The inclusion of Cuba in such a list is an "abominable crime that the U.S. has practiced without scruples and uses opportunistically as a political coercion tool," FM Rodriguez said.
On Tuesday, Cuba described as "mendacious accusations" the US decision to keep the island on its list of countries that do not "fully" cooperate against terrorism.
Foreign Minister Bruno Rodriguez considered that Cuba's permanence on that list is an "abominable crime that the U.S. has practiced without scruples and uses opportunistically as a tool of political coercion."
Previously, the State Department included Cuba for the third consecutive year on its blacklist, along with Syria, Iran, North Korea, and Venezuela. This decision implies that Washington cannot export or offer defense services or goods to these nations.
Cuba also appears on the U.S. list of countries sponsoring terrorism.

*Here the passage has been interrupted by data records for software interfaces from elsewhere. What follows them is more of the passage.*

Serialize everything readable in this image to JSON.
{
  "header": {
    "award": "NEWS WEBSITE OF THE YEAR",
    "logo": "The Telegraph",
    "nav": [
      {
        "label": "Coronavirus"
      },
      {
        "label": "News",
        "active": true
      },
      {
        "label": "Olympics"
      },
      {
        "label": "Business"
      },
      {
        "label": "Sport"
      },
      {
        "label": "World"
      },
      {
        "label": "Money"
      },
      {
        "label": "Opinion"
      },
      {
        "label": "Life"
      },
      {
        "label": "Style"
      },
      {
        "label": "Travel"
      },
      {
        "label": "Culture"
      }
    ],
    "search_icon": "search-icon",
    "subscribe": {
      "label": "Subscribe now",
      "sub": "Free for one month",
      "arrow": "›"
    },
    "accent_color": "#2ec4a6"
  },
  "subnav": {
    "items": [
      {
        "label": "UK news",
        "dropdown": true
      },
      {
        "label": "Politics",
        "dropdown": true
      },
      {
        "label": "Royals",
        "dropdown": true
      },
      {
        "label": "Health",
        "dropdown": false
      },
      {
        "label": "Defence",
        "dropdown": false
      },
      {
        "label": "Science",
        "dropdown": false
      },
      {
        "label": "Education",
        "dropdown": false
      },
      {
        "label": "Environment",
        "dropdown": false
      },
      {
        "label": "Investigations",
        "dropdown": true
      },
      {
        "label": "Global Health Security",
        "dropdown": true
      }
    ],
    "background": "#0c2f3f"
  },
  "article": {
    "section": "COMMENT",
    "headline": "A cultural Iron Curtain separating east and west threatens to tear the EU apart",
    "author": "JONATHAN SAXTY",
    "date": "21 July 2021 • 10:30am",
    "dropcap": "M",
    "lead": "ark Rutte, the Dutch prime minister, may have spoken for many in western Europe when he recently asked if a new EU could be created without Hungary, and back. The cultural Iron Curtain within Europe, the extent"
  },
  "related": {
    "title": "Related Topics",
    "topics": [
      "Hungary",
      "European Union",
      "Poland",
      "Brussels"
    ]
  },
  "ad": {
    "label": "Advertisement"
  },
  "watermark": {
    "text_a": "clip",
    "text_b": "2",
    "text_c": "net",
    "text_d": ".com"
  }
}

This is so despite the fact that the United States and the Caribbean country have held bilateral meetings on cooperation to confront terrorist activities.
Cuba left the U.S. list in 2015 when both nations had a diplomatic rapprochement promoted by then President Barack Obama (2009-2017).
Shortly before leaving the White House in 2021, however, former President Donald Trump included Cuba on the State Department's lists, citing the presence of members of the Colombian guerrilla of the National Liberation Army (ELN) in Havana, where they were beginning peace negotiations with the Colombian government.
Currently, President Joe Biden's administration has not given any indication of having the intention of removing Cuba from that list, although it has relaxed some sanctions such as the elimination of the limit on sending remittances to Cuba.